6. What mortgage can you afford? It may be tempting to base your mortgage off of what you are paying in rent. While that’s a helpful place to start, you’ll likely want to aim lower because of the extra costs (see below) of owning a home. If you’re anything like us, you’ll be approved for a mortgage amount that’s far above what you can actually afford. Again, that’s because lenders aren’t looking at your full financial picture – just your DTI. Do your research and make sure you are confident you can afford your home before you even consider looking at it.
Tip: Check out this calculator to see how much home you can afford. As you look at home buying sites you may be tempted to use their mortgage estimates, remember those tend to be underestimated because they often don’t include those extra costs that come with a mortgage.
7. Do you have room in your budget for the other on-going costs (property taxes, home owner’s insurance, HOA fees (if you have them), ongoing maintenance costs, etc.)? Your mortgage is just one part of the cost of owning and maintaining a home. You’ll need to set-aside money for other on-going costs like property taxes, home owner’s insurance, HOA fees (if you have them), on-going maintenance costs, utilities, yard care, pest control (if needed), and more. You’ll also be responsible for property taxes, these may come out of your escrow account or you may owe them outright.
Tip: Use this calculator and article from Angie’s List to determine your monthly home ownership costs. Curious about property taxes? Take a look at this calculator from SmartAsset. Ask your lender if you’ll have an escrow account to help you cover the cost of property taxes and home owner’s insurance.
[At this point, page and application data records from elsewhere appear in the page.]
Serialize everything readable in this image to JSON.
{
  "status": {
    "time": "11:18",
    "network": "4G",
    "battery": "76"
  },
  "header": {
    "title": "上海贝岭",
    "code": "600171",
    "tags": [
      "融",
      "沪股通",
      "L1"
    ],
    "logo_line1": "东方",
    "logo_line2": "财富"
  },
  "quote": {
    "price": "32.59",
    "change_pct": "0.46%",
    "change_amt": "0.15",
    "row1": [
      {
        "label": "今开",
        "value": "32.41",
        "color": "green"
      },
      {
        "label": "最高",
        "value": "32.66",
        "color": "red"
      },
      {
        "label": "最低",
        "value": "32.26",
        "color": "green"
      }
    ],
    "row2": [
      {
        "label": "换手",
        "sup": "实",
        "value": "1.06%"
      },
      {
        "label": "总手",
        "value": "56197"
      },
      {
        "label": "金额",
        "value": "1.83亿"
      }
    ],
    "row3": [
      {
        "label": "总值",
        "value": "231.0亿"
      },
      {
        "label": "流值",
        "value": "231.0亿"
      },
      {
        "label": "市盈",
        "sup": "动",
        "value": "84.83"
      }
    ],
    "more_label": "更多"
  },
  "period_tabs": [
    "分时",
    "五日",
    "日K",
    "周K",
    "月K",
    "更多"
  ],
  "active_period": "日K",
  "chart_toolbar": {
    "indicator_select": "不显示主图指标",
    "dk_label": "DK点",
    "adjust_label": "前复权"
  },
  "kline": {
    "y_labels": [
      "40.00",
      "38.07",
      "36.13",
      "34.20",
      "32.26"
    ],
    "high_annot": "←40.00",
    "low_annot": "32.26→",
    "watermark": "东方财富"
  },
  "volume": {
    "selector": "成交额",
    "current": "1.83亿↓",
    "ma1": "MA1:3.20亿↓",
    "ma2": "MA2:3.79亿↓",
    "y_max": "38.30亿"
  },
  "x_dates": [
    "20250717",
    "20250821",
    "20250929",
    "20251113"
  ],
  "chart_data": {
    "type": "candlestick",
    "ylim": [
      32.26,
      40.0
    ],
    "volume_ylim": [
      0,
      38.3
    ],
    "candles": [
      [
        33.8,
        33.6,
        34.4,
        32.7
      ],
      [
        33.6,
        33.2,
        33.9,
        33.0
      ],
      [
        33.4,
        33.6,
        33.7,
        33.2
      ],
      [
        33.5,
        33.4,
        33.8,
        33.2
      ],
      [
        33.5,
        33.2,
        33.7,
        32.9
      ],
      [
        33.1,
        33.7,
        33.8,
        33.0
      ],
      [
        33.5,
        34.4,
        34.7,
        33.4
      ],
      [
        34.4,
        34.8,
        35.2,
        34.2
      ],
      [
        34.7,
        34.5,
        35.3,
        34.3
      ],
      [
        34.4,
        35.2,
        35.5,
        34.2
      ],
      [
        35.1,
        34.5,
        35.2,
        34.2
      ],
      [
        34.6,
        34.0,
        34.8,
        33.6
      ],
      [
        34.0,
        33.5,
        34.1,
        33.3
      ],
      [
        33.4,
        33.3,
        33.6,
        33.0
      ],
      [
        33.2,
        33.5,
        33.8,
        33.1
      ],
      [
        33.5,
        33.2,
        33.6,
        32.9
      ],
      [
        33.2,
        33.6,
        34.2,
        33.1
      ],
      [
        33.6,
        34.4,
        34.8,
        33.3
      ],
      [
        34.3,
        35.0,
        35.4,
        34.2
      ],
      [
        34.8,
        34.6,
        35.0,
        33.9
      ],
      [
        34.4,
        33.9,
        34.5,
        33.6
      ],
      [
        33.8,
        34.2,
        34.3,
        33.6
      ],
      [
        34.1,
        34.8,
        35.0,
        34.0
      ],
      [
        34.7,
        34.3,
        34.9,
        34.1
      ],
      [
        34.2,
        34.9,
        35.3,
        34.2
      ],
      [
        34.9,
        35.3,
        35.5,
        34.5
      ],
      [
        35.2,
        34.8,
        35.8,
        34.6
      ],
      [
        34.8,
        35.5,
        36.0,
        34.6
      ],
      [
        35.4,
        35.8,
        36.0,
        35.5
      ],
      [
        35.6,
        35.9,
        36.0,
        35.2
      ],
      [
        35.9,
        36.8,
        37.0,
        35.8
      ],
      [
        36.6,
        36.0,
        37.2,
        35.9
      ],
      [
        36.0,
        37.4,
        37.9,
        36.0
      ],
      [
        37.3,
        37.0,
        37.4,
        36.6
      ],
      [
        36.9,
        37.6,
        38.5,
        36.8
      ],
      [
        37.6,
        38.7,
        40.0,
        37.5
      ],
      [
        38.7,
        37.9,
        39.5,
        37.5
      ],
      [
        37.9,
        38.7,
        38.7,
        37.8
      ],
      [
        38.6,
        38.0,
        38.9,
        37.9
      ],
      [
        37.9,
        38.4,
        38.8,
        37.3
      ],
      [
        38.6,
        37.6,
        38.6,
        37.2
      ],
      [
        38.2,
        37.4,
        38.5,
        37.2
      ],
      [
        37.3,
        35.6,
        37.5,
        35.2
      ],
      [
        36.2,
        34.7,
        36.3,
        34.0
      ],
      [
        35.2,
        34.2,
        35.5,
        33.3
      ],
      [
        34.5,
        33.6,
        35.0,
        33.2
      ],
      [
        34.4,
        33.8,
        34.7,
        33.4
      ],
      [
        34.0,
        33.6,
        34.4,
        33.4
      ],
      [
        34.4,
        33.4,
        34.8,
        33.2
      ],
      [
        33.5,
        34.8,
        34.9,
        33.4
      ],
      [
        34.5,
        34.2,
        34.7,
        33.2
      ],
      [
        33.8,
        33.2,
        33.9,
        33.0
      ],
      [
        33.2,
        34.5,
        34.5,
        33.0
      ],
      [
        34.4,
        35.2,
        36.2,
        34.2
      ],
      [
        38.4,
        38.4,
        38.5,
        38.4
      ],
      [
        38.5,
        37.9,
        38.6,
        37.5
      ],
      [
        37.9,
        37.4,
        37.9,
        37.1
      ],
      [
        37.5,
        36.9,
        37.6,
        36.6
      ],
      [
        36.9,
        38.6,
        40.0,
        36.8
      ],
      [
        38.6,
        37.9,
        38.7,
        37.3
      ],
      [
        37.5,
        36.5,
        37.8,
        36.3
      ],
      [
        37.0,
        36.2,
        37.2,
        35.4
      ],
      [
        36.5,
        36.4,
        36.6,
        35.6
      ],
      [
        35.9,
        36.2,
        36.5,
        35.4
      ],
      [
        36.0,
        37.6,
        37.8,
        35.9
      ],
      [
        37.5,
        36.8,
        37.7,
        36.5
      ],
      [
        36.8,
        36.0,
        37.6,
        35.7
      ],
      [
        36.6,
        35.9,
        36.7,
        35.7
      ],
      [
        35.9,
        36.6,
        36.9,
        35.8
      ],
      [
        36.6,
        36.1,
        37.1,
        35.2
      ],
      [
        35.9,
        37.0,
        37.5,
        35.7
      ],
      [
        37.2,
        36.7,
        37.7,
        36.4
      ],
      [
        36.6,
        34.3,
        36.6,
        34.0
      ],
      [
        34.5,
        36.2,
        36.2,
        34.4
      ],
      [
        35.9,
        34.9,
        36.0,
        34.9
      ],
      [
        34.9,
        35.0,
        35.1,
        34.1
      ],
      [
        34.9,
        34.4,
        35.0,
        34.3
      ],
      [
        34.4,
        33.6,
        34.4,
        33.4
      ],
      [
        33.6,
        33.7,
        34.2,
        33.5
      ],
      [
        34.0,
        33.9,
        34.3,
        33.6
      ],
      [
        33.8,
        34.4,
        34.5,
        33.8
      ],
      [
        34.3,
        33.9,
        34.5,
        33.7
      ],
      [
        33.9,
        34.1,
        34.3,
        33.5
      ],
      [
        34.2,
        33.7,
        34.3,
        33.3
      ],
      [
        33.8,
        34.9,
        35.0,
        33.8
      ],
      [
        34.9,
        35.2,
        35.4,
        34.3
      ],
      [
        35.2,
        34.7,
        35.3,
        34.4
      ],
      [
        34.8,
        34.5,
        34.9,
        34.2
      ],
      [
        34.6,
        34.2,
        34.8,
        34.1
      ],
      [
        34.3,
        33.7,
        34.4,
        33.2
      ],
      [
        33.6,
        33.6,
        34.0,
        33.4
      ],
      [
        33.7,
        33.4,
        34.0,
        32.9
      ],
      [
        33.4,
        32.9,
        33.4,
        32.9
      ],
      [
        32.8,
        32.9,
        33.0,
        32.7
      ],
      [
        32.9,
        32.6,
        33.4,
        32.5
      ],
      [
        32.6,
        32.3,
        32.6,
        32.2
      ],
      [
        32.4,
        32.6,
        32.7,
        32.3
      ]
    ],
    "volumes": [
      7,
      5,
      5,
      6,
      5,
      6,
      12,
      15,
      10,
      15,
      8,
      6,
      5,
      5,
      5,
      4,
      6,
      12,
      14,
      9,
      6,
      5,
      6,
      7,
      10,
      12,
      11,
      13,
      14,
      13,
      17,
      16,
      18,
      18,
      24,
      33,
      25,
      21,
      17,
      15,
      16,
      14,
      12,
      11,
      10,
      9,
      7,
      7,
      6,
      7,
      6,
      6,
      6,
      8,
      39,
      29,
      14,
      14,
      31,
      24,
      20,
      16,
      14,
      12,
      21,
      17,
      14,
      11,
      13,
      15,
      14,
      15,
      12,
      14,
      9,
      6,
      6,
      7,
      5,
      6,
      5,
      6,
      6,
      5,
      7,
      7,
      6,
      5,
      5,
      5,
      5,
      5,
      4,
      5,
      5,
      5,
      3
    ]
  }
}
As you can see, home buying, ownership, and maintenance is often more expensive than it initially appears to be. Owning a home costs a lot more than just the down payment and the mortgage payments. There will surprises along the way that you never anticipated. That’s why it’s important to have an emergency fund and breathing space in your monthly budget so you don’t have to sweat the small stuff as it comes up. Also, don’t spend all of that money ear-marked for a down payment on your actual down payment. Set some money aside to help cover closing costs, any initial maintenance or repairs, and any furniture, appliances, or paint that you might need to make your house really feel like your home.
Yes, home ownership can be expensive, but if you the purchase aligns with your values, dreams, and goals, hopefully, it will all be worth it. In our experience, we’ve weathered many smaller surprise expenses from unanticipated lawn care costs to pest control services to HV/AC maintenance. In the meantime, we’ve continued to save up in anticipation of those larger surprises. We take pride in our home and the many ways that is helping us live out our values of creativity, sustainability, and hospitality.